By Ron Wilson, director of the Huck Boyd National Institute for Rural Development at Kansas State University.
“Road trip!” That’s a phrase which makes me want to hit the highway. But think back to a time when our ancestors did not have traversable highways between their communities. Visionary leaders led the effort to create better roads, including one known at the time as the Kansas White Way. Now another set of visionary leaders is honoring that heritage today, with – what else? – a road trip.
Lori Parker is the person who told me about the Kansas White Way Car Run. Lori was born in Nevada. She met her husband Tom in New Mexico before relocating to Denver, where they lived for 26 years. In 2000, Lori and Tom decided to move to the area where her mother had grown up near Blue Rapids, Kansas. “The people who have welcomed us here have been incredible,” Lori said. Tom continues with his writing and photography career.
Lori is a history buff. She enjoys reading the historical accounts of yesteryear as printed in the local newspapers. One such account told of an effort to develop an improved east-west roadway. To publicize this need, local citizens in 1914 organized a car run. Drivers from Atchison on the east and Concordia on the west agreed to drive toward each other and meet in the town of Frankfort.

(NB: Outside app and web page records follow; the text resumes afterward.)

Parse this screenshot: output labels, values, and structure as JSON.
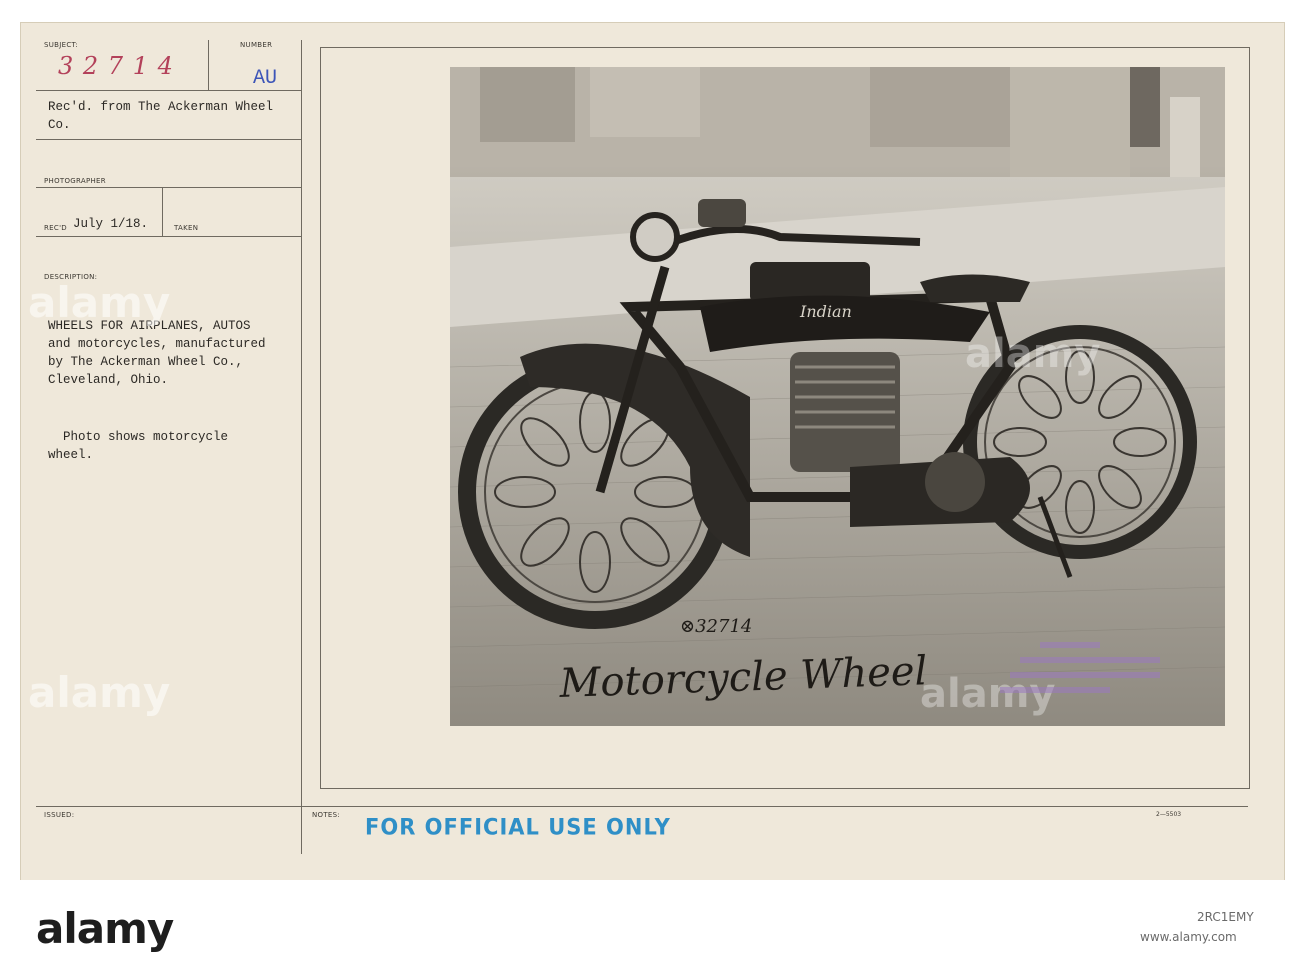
{
  "card": {
    "subject_label": "SUBJECT:",
    "subject_value": "3 2 7 1 4",
    "number_label": "NUMBER",
    "number_value": "AU",
    "received_from": "Rec'd. from The Ackerman Wheel\nCo.",
    "photographer_label": "PHOTOGRAPHER",
    "recd_label": "REC'D",
    "recd_value": "July 1/18.",
    "taken_label": "TAKEN",
    "description_label": "DESCRIPTION:",
    "description_text": "WHEELS FOR AIRPLANES, AUTOS\nand motorcycles, manufactured\nby The Ackerman Wheel Co.,\nCleveland, Ohio.",
    "photo_note": "  Photo shows motorcycle\nwheel.",
    "issued_label": "ISSUED:",
    "notes_label": "NOTES:",
    "stamp": "FOR OFFICIAL USE ONLY",
    "form_code": "2—5503"
  },
  "photo": {
    "caption_number": "⊗32714",
    "caption_hand": "Motorcycle Wheel",
    "tank_script": "Indian"
  },
  "watermarks": {
    "brand": "alamy"
  },
  "footer": {
    "logo": "alamy",
    "image_id": "2RC1EMY",
    "url": "www.alamy.com"
  },
  "colors": {
    "card_bg": "#efe8da",
    "stamp_blue": "#2f8fc7",
    "ink_red": "#b3415a"
  }
}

Lori was intrigued by this concept. “This is back in the day when they didn’t have good roads between the towns,” she said. “They had mud.” Visionary citizens saw the need for improved roads for their communities. They used the car run to promote a connecting highway which was formed and called the White Way.
Lori contacted people in Concordia and Atchison to learn more and discuss how to honor and preserve this history. An idea was hatched to conduct a modern-day car run along the route of the old Kansas White Way, which is now Kansas Highway 9. The run was conducted successfully in 2006.
Now another Kansas White Way car run is scheduled for May 10, 2014, which will mark 100 years since the original organizational meeting to create the Kansas White Way. A century ago, some highways were designated with colors, such as the White Way, Blue Line, Red Line, and Golden Belt. Highway numbers didn’t come into use until 1926.
The Kansas White Way was a major route from northeast Kansas all the way across the state. In fact, the White Way extended from Chicago to Colorado. Everyone wanted the road to come through their towns. An old map shows the route from Atchison to Goodland, with a connecting leg to Kansas City.
Lori and Tom Parker did extensive research on the Kansas White Way, locating old-time pictures of White Way markers. At one time there were many businesses along the route with names like the White Way Café, White Way Barbershop, White Way Bakery, White Way Chevrolet, and more.
On May 10, 2014, citizens are invited to follow the route of the Kansas White Way just as their ancestors had done 100 years ago. One group will go east from Concordia and the other will go west from Atchison, with many others joining along the way. The cars will meet in Frankfort and have a ceremony at 2 p.m. Everyone is invited to participate. A $15 registration is requested. Both modern and antique vehicles are welcome and expected.
Of course, this route traverses rural Kansas. It passes through towns such as Goff, population 177; Barnes, population 148; and Palmer, population 105 people. Now, that’s rural.
“People are having a lot of fun with this,” Lori said. Many communities are offering food and places to stop. Some old-time gas stations will wash car windows for free.
For more information, go to Kansas White Way Car Run.
Road Trip! It’s a call to hit the highway, or in this case, the White Way. We commend Lori and Tom Parker and all those involved with the Kansas White Way Car Run for making a difference with this effort to honor and perpetuate our history. They are celebrating our communities and our heritage with this trip down the open road.
The mission of the Huck Boyd National Institute for Rural Development is
to enhance rural development by helping rural people help themselves.
The Kansas Profile radio series and columns are produced with assistance
from the K-State Research and Extension Department of Communications News Unit. A photo of Ron Wilson is available. Audio and text files of Kansas Profiles are also available. For more information about the Huck Boyd Institute, interested persons can visit Huck Boyd National Institute for Rural Development. -30-